§ **Required work**
Copy out and return the lines from the one holding "Enumerate this screenshot's" to the end of the listing below, both included, omitting the pictures.

§ **Provided entries**
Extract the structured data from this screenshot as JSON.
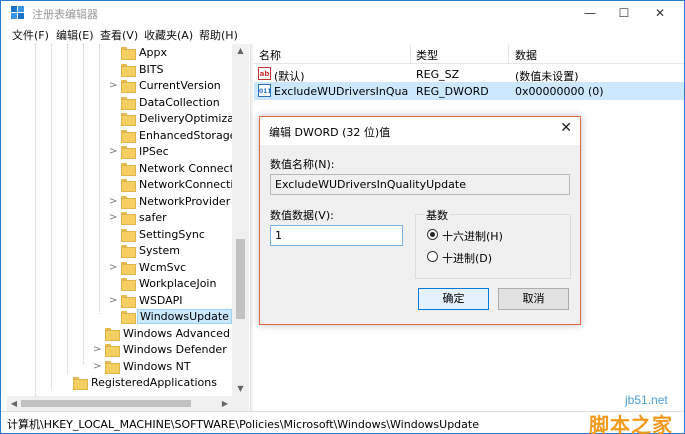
{
  "window": {
    "title": "注册表编辑器",
    "minimize": "—",
    "maximize": "☐",
    "close": "✕"
  },
  "menu": [
    "文件(F)",
    "编辑(E)",
    "查看(V)",
    "收藏夹(A)",
    "帮助(H)"
  ],
  "tree": {
    "items": [
      {
        "label": "Appx",
        "expandable": false
      },
      {
        "label": "BITS",
        "expandable": false
      },
      {
        "label": "CurrentVersion",
        "expandable": true
      },
      {
        "label": "DataCollection",
        "expandable": false
      },
      {
        "label": "DeliveryOptimization",
        "expandable": false
      },
      {
        "label": "EnhancedStorageDevices",
        "expandable": false
      },
      {
        "label": "IPSec",
        "expandable": true
      },
      {
        "label": "Network Connections",
        "expandable": false
      },
      {
        "label": "NetworkConnectivityStatusIndicator",
        "expandable": false
      },
      {
        "label": "NetworkProvider",
        "expandable": true
      },
      {
        "label": "safer",
        "expandable": true
      },
      {
        "label": "SettingSync",
        "expandable": false
      },
      {
        "label": "System",
        "expandable": false
      },
      {
        "label": "WcmSvc",
        "expandable": true
      },
      {
        "label": "WorkplaceJoin",
        "expandable": false
      },
      {
        "label": "WSDAPI",
        "expandable": true
      },
      {
        "label": "WindowsUpdate",
        "expandable": false,
        "selected": true
      },
      {
        "label": "Windows Advanced Threat Protection",
        "expandable": false
      },
      {
        "label": "Windows Defender",
        "expandable": true
      },
      {
        "label": "Windows NT",
        "expandable": true
      },
      {
        "label": "RegisteredApplications",
        "expandable": false
      }
    ]
  },
  "list": {
    "columns": [
      "名称",
      "类型",
      "数据"
    ],
    "rows": [
      {
        "icon": "ab",
        "name": "(默认)",
        "type": "REG_SZ",
        "data": "(数值未设置)"
      },
      {
        "icon": "011",
        "name": "ExcludeWUDriversInQualityUpdate",
        "type": "REG_DWORD",
        "data": "0x00000000 (0)",
        "selected": true
      }
    ]
  },
  "status": {
    "path": "计算机\\HKEY_LOCAL_MACHINE\\SOFTWARE\\Policies\\Microsoft\\Windows\\WindowsUpdate"
  },
  "dialog": {
    "title": "编辑 DWORD (32 位)值",
    "close": "✕",
    "name_label": "数值名称(N):",
    "name_value": "ExcludeWUDriversInQualityUpdate",
    "data_label": "数值数据(V):",
    "data_value": "1",
    "base_label": "基数",
    "hex_label": "十六进制(H)",
    "dec_label": "十进制(D)",
    "ok": "确定",
    "cancel": "取消"
  },
  "watermark": {
    "site": "jb51.net",
    "brand": "脚本之家"
  }
}
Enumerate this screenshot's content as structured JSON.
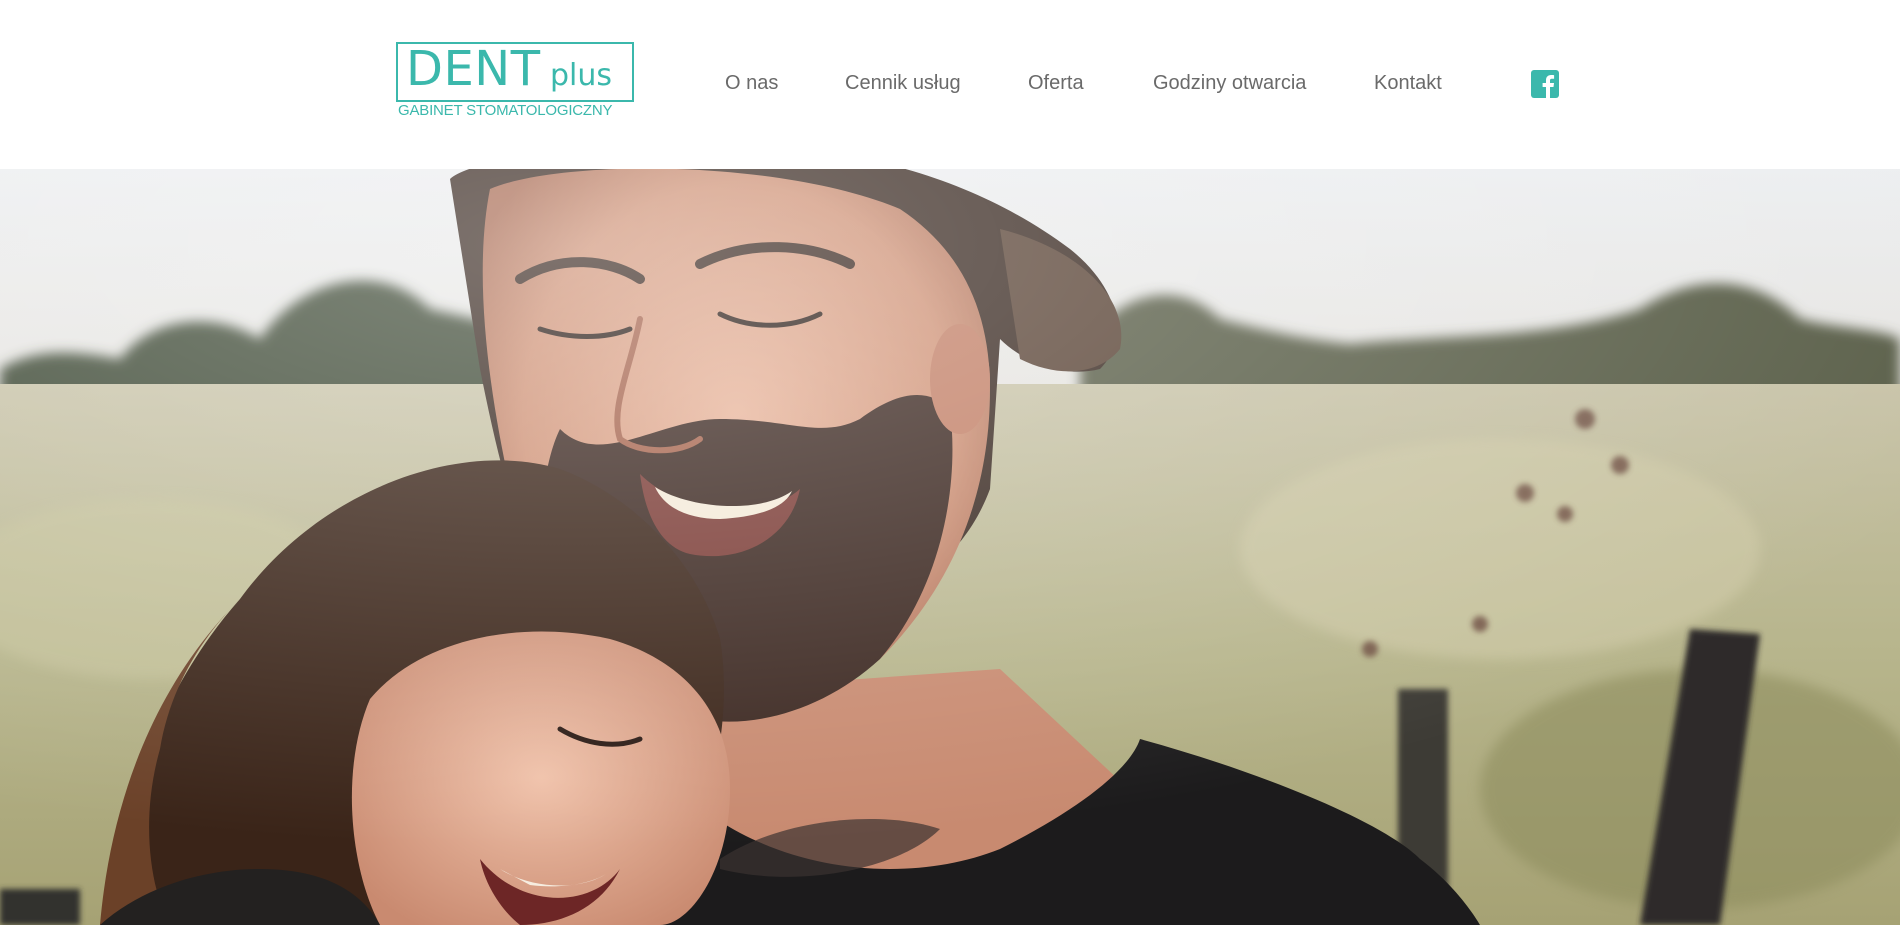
{
  "brand": {
    "name_main": "DENT",
    "name_suffix": "plus",
    "tagline": "GABINET STOMATOLOGICZNY",
    "accent_color": "#3bb8ac"
  },
  "nav": {
    "items": [
      {
        "label": "O nas"
      },
      {
        "label": "Cennik usług"
      },
      {
        "label": "Oferta"
      },
      {
        "label": "Godziny otwarcia"
      },
      {
        "label": "Kontakt"
      }
    ],
    "social_icon": "facebook-icon"
  },
  "hero": {
    "image": "photo-father-and-daughter-smiling-in-field"
  }
}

§ **Task response**
Enumerate this screenshot's content as structured JSON.
{
  "brand": {
    "name_main": "DENT",
    "name_suffix": "plus",
    "tagline": "GABINET STOMATOLOGICZNY",
    "accent_color": "#3bb8ac"
  },
  "nav": {
    "items": [
      {
        "label": "O nas"
      },
      {
        "label": "Cennik usług"
      },
      {
        "label": "Oferta"
      },
      {
        "label": "Godziny otwarcia"
      },
      {
        "label": "Kontakt"
      }
    ],
    "social_icon": "facebook-icon"
  },
  "hero": {
    "image": "photo-father-and-daughter-smiling-in-field"
  }
}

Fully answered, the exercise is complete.